moulded out of shadows. Colorist Tim Waller helped me achieve this particular look.
You directed, edited and animated the film yourself – what were the main challenges of the production and how did you overcome them?
The animation as well as the editing process have been very time consuming, and it took me over two years to complete the project. Since the beginning I was planning to output to 35mm film and DCP for theatrical projection, and I took the decision to work on 4k scanned footage, which makes for quite long render times. I used a combinationof various softwares, mainly Shake, After Effects and Nuke. The editing was so integrated in the compositing process that I didn’t feel the need to use a non-linear editing application.
Your film is “a study of human interaction expressed through movement and sound”. Did you write a narration or did you spontaneously film the dancers performing a set routine?
Before the shoot I was finding it very difficult to give people an idea of what the finished film would look like, so I gave the choreographers broad guidelines as to what type of emotions I was after. I knew that if I had enough range in the performers’ movements on set I would find a way of making the film work in post-production.
With non-narrative material I think it’s essential to stick to a tight and precise structure in order to give the audience a sense of direction, take them on a journey, as you would in a narrative film. Otherwise it just becomes random imagery, however beautiful it may be.
And the music?
The music plays a very important role in the film. Over the course of several months I worked closely with composer Antonino Chiaramonte to create a soundtrack that complements the images. We shared a similar approach in that we would not generate anything in the computer, but instead take something fundamentally human and organic and recursively transform it. He started off with some audio samples of a flute and a trumpet and arranged them into a music that seems to originate from the motions of the bodies.
Where are you based and what are you up to now?
I’m based in London, where I work as a senior compositor and filmmaker.
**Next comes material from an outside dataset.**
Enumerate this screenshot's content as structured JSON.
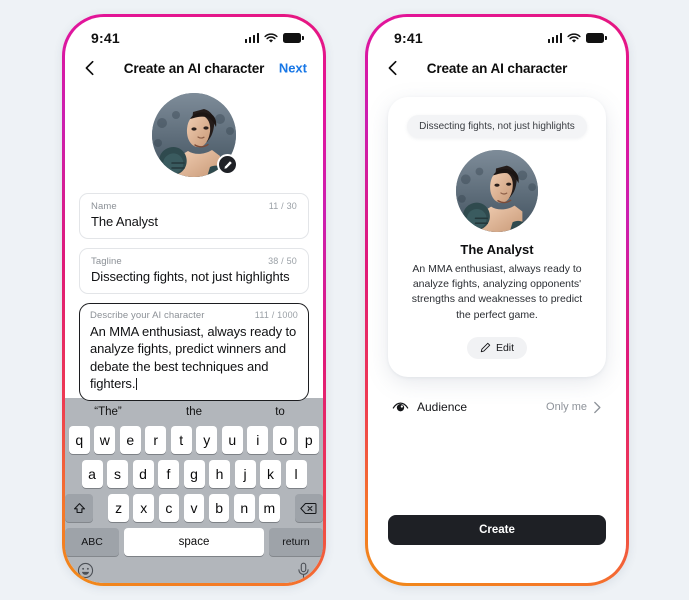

I have recently finished writing and researching my next shortfilm project which I hope I’ll be able to shoot very soon.